The Red Devils are off to Russia to face FC Rostov in the next round of the UEL competition.

[ MORE: Spurs out | Who is Rostov? ]

In another draw that leads you to question whether there’s anything random about it all, United and lone La Liga representative Celta Vigo drew winnable matches against Russian clubs, Roma has a tantalizing match against Lyon, and an all-Bundesliga match hits the docket.

Heck, we’ll even see an all-Belgian tie between Gent vs. Genk.

And in a draw which will have many glued to their sets, USMNT left-sided man Fabian Johnson will help Borussia Monchengladbach against German rivals Schalke. The first leg comes five days after the pair face off in Bundesliga play.

The Round of 16 legs will be played March 9 and 16.

UEFA Europa League Round of 16

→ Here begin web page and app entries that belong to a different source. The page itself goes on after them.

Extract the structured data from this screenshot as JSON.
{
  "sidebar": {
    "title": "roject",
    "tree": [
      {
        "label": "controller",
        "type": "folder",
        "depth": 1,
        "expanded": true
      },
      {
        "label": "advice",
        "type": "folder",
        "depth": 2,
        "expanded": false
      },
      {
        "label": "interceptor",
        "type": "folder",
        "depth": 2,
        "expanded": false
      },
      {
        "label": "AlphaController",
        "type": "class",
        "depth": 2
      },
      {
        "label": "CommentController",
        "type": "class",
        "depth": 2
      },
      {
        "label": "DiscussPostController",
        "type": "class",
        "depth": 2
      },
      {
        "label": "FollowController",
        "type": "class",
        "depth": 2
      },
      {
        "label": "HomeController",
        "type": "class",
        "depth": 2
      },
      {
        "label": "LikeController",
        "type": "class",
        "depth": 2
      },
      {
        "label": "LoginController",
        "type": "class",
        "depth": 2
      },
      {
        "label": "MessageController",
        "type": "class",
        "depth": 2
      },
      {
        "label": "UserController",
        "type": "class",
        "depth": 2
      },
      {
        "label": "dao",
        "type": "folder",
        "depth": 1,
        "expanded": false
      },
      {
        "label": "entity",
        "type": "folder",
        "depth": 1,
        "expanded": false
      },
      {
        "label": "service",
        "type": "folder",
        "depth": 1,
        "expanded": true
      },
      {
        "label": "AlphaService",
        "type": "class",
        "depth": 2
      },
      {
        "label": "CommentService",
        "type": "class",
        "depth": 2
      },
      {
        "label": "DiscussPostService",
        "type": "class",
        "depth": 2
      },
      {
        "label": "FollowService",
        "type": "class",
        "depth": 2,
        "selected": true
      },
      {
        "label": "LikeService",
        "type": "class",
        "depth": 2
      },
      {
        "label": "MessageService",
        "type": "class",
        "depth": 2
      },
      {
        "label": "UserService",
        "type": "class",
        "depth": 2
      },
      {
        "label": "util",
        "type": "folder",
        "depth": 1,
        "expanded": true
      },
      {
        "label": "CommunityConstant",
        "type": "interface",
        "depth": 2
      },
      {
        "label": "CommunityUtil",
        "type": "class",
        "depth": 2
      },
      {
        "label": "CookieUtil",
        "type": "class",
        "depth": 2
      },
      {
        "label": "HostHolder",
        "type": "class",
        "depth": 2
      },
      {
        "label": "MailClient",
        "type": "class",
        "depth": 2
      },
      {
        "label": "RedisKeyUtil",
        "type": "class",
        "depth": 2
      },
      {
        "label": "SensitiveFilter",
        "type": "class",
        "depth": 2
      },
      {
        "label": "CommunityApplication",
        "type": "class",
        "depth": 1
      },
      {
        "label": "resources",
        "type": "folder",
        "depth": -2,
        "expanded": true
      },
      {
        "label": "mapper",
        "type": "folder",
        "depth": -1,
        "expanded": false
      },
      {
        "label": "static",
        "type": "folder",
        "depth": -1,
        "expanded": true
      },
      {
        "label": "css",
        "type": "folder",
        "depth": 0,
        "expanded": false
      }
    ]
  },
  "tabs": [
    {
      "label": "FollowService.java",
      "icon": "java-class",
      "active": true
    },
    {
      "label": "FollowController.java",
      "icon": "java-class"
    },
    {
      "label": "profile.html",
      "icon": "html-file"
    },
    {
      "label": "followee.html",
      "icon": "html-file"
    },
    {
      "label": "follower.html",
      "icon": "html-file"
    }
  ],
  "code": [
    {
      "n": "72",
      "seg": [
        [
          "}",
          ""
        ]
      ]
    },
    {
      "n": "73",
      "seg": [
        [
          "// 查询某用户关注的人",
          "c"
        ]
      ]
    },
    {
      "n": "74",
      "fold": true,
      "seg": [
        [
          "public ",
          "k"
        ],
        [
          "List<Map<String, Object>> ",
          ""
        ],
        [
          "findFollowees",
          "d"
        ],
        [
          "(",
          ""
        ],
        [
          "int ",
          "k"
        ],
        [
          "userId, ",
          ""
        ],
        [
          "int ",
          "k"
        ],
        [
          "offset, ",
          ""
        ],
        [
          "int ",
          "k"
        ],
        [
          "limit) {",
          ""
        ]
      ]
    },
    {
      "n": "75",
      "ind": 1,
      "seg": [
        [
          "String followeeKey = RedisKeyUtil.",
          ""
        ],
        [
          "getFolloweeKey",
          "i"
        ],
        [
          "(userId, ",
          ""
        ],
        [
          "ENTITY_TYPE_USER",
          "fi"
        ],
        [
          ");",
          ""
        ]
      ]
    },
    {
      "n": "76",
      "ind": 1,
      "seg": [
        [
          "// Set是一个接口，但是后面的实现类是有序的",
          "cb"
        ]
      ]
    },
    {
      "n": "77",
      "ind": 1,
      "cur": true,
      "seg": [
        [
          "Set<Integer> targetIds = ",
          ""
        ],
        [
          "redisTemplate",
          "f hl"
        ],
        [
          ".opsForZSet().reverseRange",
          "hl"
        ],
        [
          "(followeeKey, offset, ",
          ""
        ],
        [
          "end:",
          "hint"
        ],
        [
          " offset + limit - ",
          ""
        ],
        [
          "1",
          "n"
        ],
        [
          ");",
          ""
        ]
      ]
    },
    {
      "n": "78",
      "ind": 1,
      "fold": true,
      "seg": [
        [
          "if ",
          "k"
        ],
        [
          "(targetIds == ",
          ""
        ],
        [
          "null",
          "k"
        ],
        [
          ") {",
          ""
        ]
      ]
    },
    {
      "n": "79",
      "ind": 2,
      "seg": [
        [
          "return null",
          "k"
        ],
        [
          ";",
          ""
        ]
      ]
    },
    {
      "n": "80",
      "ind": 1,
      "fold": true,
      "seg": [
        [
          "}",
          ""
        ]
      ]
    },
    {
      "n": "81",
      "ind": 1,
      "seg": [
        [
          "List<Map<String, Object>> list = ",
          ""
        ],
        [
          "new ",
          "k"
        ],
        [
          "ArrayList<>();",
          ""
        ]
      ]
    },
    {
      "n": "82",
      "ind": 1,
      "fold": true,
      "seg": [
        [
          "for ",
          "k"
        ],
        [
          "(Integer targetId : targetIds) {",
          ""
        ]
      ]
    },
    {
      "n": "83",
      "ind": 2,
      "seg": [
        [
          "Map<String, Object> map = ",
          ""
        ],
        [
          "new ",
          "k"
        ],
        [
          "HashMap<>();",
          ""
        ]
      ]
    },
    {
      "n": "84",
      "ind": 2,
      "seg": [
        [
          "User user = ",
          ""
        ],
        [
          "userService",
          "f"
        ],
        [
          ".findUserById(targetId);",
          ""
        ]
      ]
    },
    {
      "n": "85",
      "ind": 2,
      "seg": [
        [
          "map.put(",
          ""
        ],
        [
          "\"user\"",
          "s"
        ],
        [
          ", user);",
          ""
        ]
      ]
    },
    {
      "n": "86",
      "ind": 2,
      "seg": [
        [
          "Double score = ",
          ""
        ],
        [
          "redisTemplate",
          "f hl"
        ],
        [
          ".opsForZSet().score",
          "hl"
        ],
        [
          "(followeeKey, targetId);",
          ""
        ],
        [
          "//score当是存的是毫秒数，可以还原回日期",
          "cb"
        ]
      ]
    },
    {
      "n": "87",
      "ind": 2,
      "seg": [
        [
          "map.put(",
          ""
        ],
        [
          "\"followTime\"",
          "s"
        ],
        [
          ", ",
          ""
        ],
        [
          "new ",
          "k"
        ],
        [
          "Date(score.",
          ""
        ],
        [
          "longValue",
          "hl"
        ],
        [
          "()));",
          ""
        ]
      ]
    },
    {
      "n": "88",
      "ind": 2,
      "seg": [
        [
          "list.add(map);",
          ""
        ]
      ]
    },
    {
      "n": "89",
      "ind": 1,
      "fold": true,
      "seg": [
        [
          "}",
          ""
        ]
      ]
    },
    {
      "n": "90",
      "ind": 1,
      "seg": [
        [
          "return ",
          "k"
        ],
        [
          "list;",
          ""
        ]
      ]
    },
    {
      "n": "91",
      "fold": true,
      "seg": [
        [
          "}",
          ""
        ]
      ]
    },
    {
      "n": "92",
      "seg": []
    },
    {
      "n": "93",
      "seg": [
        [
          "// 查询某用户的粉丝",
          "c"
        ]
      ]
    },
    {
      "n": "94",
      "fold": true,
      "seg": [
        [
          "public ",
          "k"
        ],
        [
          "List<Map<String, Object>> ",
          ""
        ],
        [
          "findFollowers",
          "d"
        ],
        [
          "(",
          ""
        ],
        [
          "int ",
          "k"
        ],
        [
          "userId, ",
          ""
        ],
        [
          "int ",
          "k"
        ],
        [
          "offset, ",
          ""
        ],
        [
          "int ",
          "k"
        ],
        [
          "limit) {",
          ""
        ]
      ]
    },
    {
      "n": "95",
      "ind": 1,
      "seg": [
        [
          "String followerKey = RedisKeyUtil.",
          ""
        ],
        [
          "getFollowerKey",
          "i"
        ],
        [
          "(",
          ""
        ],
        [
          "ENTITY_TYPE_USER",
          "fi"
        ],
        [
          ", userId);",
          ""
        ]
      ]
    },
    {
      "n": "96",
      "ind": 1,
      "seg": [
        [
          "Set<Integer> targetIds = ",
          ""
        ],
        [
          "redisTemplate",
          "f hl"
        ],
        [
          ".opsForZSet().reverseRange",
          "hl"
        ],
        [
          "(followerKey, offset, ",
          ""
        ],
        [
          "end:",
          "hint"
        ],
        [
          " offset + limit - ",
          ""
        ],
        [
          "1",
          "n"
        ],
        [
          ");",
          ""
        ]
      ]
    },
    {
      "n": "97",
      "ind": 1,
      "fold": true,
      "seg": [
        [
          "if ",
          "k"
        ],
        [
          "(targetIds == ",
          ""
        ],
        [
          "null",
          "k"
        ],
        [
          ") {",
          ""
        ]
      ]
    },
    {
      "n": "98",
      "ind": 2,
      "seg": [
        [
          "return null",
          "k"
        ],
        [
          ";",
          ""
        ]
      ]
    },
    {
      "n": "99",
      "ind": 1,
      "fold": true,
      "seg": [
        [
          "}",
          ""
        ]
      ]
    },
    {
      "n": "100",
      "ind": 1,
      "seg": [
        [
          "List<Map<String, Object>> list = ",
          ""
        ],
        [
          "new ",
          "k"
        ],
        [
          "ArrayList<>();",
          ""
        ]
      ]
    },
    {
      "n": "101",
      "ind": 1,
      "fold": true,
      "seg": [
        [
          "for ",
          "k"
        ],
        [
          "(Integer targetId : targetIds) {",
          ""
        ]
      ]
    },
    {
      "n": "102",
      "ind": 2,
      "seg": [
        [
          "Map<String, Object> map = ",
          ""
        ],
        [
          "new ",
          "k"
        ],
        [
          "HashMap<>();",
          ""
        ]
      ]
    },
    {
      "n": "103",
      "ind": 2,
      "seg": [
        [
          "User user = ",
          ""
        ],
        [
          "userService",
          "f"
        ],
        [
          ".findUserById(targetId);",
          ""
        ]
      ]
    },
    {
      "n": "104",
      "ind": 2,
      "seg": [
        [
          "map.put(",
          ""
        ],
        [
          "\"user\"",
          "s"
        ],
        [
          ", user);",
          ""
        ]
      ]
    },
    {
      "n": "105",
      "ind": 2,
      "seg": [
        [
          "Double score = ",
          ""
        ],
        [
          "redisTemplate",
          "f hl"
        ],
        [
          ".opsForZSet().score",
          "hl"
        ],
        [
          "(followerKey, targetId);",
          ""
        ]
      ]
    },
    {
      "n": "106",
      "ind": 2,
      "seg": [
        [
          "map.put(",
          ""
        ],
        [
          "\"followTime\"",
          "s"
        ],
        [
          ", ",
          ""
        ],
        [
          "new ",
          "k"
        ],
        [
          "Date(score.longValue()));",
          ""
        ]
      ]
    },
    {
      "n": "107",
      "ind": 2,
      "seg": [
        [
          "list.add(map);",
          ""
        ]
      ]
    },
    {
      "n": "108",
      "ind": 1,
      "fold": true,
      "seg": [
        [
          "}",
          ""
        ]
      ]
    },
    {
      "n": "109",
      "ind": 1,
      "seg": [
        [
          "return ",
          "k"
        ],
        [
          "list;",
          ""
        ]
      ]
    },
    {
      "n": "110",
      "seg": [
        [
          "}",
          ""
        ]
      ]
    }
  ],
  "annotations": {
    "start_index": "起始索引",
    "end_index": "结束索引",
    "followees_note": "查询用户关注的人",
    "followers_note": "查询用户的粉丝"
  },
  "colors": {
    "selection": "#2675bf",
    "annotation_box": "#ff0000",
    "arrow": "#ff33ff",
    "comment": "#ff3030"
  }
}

Rostov vs. Manchester United
Celta Vigo vs. Krasnodar
Copenhagen vs. Ajax
Olympiacos vs. Besiktas
Lyon vs. Roma
Schalke vs. Borussia Monchengladbach
APOEL Nicosia vs. Anderlecht
Gent vs. Genk